Today, the snow slumps sodden and wet with melt. It looks like cold lutefisk under poor light. Treewells sink downward, pulled into the earth, drunk up by the roots of their trees while snowmelt runnels slide along pavement toward storm drains, their concentric arcs bending like the belly scales of upturned snakes in the sun.
I hear the dull thud of rain on snow, the wetness of it all, the saturation of the season. It smells like dirt. The grass lies brown and matted, pressed into the dirt by the accumulated weight of a twelve-week snow, now exposed to the sun and air where the snow has pulled back its gums. Once snow-trapped debris litters the grass–prehistoric bodies regurgitated by receding glaciers: A limp and molding orange; a capless pen; a blue bag of dog shit tossed aside by some bastard too lazy to carry it to a can.

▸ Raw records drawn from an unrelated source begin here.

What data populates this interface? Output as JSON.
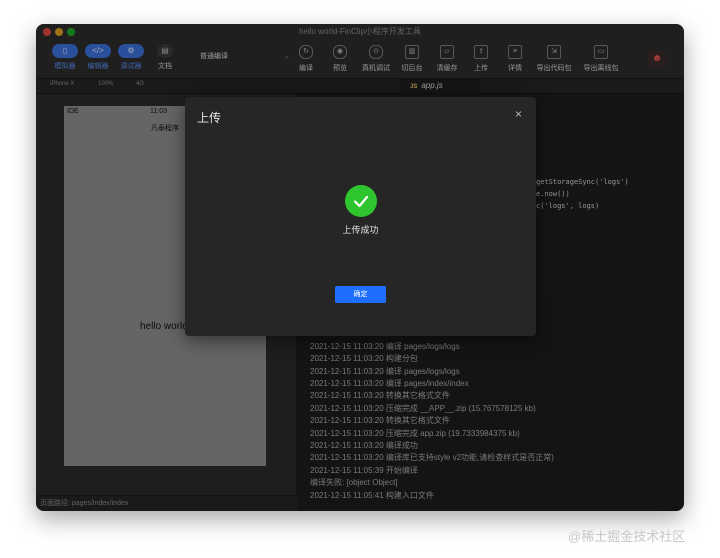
{
  "window": {
    "title": "hello world-FinClip小程序开发工具"
  },
  "toolbar": {
    "left_buttons": [
      {
        "label": "模拟器",
        "icon": "phone-icon"
      },
      {
        "label": "编辑器",
        "icon": "code-icon"
      },
      {
        "label": "调试器",
        "icon": "debug-icon"
      },
      {
        "label": "文档",
        "icon": "doc-icon"
      }
    ],
    "compile_mode": "普通编译",
    "right_buttons": [
      {
        "label": "编译",
        "icon": "refresh-icon"
      },
      {
        "label": "预览",
        "icon": "eye-icon"
      },
      {
        "label": "真机调试",
        "icon": "device-icon"
      },
      {
        "label": "切后台",
        "icon": "background-icon"
      },
      {
        "label": "清缓存",
        "icon": "clear-cache-icon"
      },
      {
        "label": "上传",
        "icon": "upload-icon"
      },
      {
        "label": "详情",
        "icon": "detail-icon"
      },
      {
        "label": "导出代码包",
        "icon": "export-icon"
      },
      {
        "label": "导出离线包",
        "icon": "folder-icon"
      }
    ]
  },
  "simulator": {
    "device": "iPhone X",
    "zoom": "100%",
    "network": "4G",
    "status_left": "IDE",
    "status_time": "11:03",
    "nav_title": "凡泰程序",
    "page_text": "hello world",
    "page_path": "页面路径: pages/index/index"
  },
  "editor": {
    "tab": "app.js",
    "code_lines": [
      "getStorageSync('logs')",
      "e.now())",
      "c('logs', logs)"
    ]
  },
  "console": {
    "logs": [
      "2021-12-15 11:03:20 编译 pages/logs/logs",
      "2021-12-15 11:03:20 构建分包",
      "2021-12-15 11:03:20 编译 pages/logs/logs",
      "2021-12-15 11:03:20 编译 pages/index/index",
      "2021-12-15 11:03:20 转换其它格式文件",
      "2021-12-15 11:03:20 压缩完成 __APP__.zip (15.767578125 kb)",
      "2021-12-15 11:03:20 转换其它格式文件",
      "2021-12-15 11:03:20 压缩完成 app.zip (19.7333984375 kb)",
      "2021-12-15 11:03:20 编译成功",
      "2021-12-15 11:03:20 编译库已支持style v2功能,请检查样式是否正常)",
      "2021-12-15 11:05:39 开始编译",
      "编译失败: [object Object]",
      "2021-12-15 11:05:41 构建入口文件"
    ]
  },
  "dialog": {
    "title": "上传",
    "close": "×",
    "message": "上传成功",
    "confirm": "确定"
  },
  "watermark": "@稀土掘金技术社区"
}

Later, back in the classroom, I ask, “Which way is north?” and my students catch each other in a crossfire of points before settling in a general direction the way one starling shapes the murmuration of an entire flock with a subtle wing dip. North.